- Generalised hyperhidrosis. Excessive sweating occurs all over your body.
It is important to know which type you have because the causes and treatments are very different.
Read more about the different types and causes of excessive sweating.
What can you do to help reduce it?
Mild excessive sweating may just need a few simple measures such as avoiding a particular type of soap or eating spicy foods that trigger excessive sweating. Use an antiperspirant regularly and wear loose clothing. If you have excessive armpit sweating then aluminium chloride antiperspirant is more effective than normal antiperspirants.
Learn more about self-help for excessive sweating.
What are the other treatment options?
If simple advice doesn't help then a skin specialist (called a dermatologist) may use various treatments to help reduce the sweating. These include:
- Medication. Various medicines have been used to reduce sweating. For example, propantheline is a medicine that can help to reduce excessive sweating that is caused by eating or drinking.
- Iontophoresis. This is a treatment that uses electrical stimulation. It is used mainly to treat sweating of the palms and/or soles. It can also be used to treat armpit sweating. It works well in most cases.
- Botulinum toxin injections. This is an option that usually works well for armpit sweating. Treatment consists of many small injections just under the skin in the affected areas.
An operation is an option for people who have not been helped much by other treatments, or if other treatments cause unacceptable side-effects or problems.
- For armpit sweating one option is to remove the sweat glands in the armpit. Laser treatment can also be used to destroy the sweat glands in the armpit.
- For palm sweating, an option is to have an operation to cut some of the nerves that run down the side of the spinal cord. These nerves control the sweat glands in the hands. The operation is called endoscopic thoracoscopic sympathectomy.
- Surgery is not usually done for sweating of the soles. Although cutting the nerves next to the spinal cord in the lower back region may cure the problem of sweating, there is a high risk of this also affecting sexual function.
Find out more about the treatments for excessive sweating.
What are the possible complications?
Although not a medically serious condition, excessive sweating can be very embarrassing.

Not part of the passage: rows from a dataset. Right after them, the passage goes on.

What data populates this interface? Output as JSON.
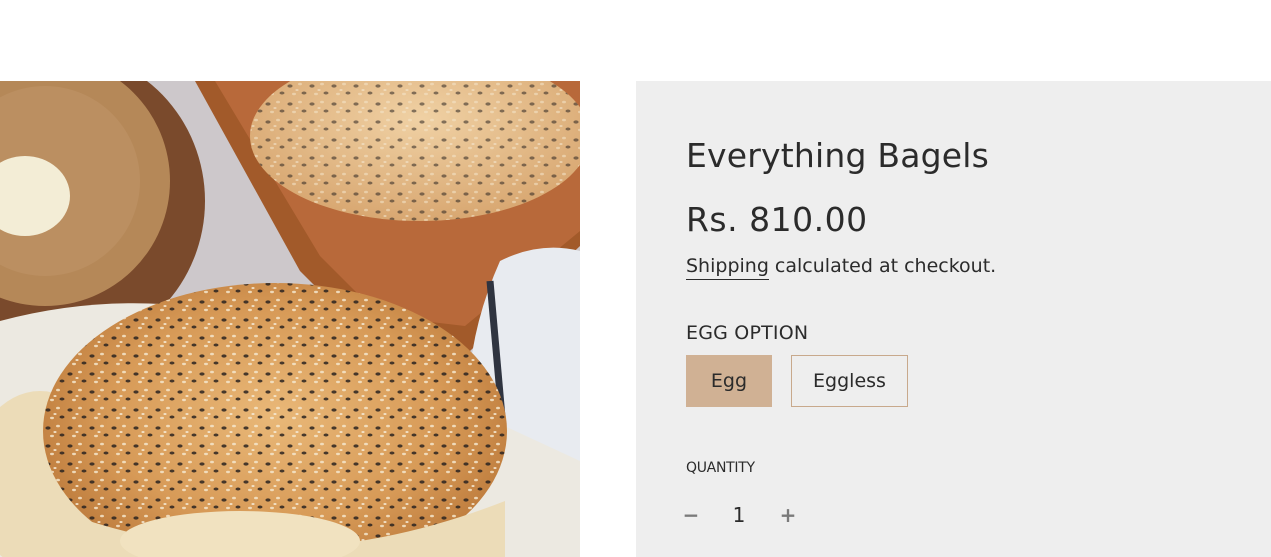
{
  "product": {
    "image_alt": "",
    "title": "Everything Bagels",
    "price": "Rs. 810.00",
    "shipping_link": "Shipping",
    "shipping_note": " calculated at checkout."
  },
  "options": {
    "label": "EGG OPTION",
    "values": [
      "Egg",
      "Eggless"
    ],
    "selected": "Egg"
  },
  "quantity": {
    "label": "QUANTITY",
    "value": "1",
    "minus_icon": "minus-icon",
    "plus_icon": "plus-icon"
  },
  "colors": {
    "panel_bg": "#eeeeee",
    "selected_option_bg": "#d0b194",
    "option_border": "#c8a98c",
    "text": "#2b2b2b"
  }
}
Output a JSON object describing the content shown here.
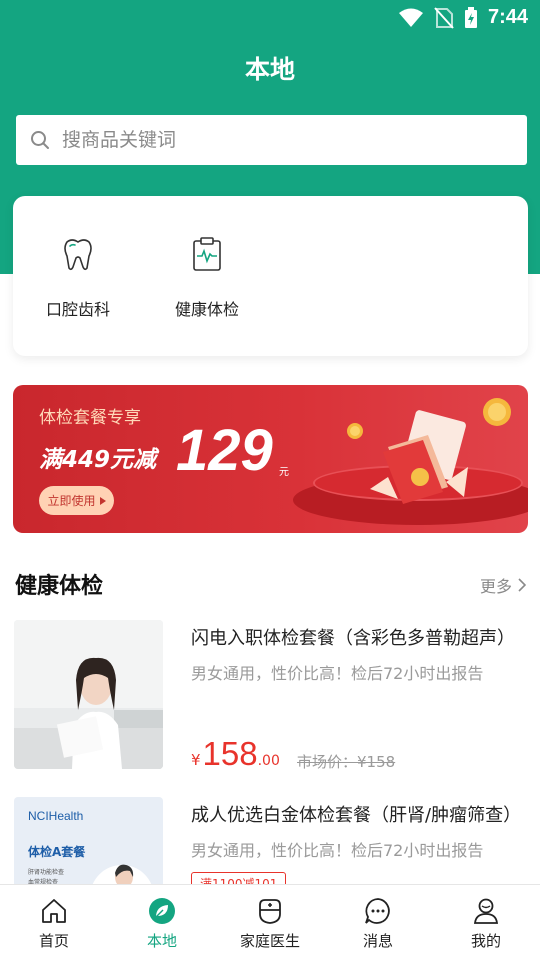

For example:
- If you have bad palm sweating you tend to have a cold, sweaty handshake and sweat may drip from your hands on to work documents, computer keyboards, etc.
- If you have bad armpit sweating, you may become embarrassed by the frequent wet patch that develops on clothes under your arms.
- You may need to change clothes during the day.
- You may avoid social contact or avoid doing sports because of embarrassment about the condition.
Other complications are uncommon. In some cases, the affected skin can become sore, irritated and prone to infection. There is a risk of developing dermatitis on the affected skin.
Did you find this information useful?
- Grabell DA, Hebert AA; Current and Emerging Medical Therapies for Primary Hyperhidrosis. Dermatol Ther (Heidelb). 2017 Mar 7(1):25-36. doi: 10.1007/s13555-016-0148-z. Epub 2016 Oct 27.
- Hyperhidrosis; NICE CKS, July 2013 (UK access only)
- Endoscopic thoracic sympathectomy for primary hyperhidrosis of the upper limb; NICE Interventional Procedure Guidance, May 2014
- Benson RA, Palin R, Holt PJ, et al; Diagnosis and management of hyperhidrosis. BMJ. 2013 Nov 25 347:f6800. doi: 10.1136/bmj.f6800.
- Ibrahim O, Kakar R, Bolotin D, et al; The comparative effectiveness of suction-curettage and onabotulinumtoxin-A injections for the treatment of primary focal axillary hyperhidrosis: a randomized control trial. J Am Acad Dermatol. 2013 Jul 69(1):88-95. doi: 10.1016/j.jaad.2013.02.013. Epub 2013 Apr 13.
Disclaimer: This article is for information only and should not be used for the diagnosis or treatment of medical conditions. Patient Platform Limited has used all reasonable care in compiling the information but make no warranty as to its accuracy. Consult a doctor or other health care professional for diagnosis and treatment of medical conditions. For details see our conditions.